# THE PROBLEM
Using the records below, filter for lines that contain the string "Furniture" and copy them out.

INFORMATION GIVEN: Begin

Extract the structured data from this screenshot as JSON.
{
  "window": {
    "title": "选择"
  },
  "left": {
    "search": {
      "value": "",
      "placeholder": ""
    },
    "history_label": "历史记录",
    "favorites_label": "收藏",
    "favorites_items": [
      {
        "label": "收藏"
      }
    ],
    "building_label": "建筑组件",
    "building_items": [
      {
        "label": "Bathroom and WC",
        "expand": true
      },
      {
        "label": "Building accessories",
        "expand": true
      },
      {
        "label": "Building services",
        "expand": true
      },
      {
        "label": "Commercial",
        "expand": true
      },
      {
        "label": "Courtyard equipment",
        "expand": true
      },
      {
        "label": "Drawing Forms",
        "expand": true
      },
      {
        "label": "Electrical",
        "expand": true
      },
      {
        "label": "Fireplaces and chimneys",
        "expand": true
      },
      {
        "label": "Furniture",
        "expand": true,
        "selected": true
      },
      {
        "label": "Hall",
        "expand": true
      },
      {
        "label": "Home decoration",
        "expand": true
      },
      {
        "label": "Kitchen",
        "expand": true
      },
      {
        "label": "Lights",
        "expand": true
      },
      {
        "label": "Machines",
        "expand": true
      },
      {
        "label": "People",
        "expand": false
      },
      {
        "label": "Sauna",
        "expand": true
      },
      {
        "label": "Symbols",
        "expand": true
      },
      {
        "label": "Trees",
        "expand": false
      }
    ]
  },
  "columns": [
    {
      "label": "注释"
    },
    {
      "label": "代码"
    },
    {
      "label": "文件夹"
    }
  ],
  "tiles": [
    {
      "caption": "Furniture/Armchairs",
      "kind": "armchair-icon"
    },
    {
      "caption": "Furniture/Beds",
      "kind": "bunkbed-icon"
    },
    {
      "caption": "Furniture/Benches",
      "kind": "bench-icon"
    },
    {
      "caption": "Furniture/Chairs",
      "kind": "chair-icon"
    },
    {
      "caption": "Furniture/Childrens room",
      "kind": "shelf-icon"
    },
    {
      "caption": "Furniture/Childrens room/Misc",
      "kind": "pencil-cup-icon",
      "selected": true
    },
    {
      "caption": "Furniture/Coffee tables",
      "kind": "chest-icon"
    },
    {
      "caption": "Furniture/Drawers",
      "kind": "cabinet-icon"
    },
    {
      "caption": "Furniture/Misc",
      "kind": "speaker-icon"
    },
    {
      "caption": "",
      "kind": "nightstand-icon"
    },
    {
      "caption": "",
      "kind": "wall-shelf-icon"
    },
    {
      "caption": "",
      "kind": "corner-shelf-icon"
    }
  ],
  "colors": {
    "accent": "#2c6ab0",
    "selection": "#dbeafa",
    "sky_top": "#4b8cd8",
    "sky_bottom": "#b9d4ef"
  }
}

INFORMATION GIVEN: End

# RESULT
        "label": "Furniture",
      "caption": "Furniture/Armchairs",
      "caption": "Furniture/Beds",
      "caption": "Furniture/Benches",
      "caption": "Furniture/Chairs",
      "caption": "Furniture/Childrens room",
      "caption": "Furniture/Childrens room/Misc",
      "caption": "Furniture/Coffee tables",
      "caption": "Furniture/Drawers",
      "caption": "Furniture/Misc",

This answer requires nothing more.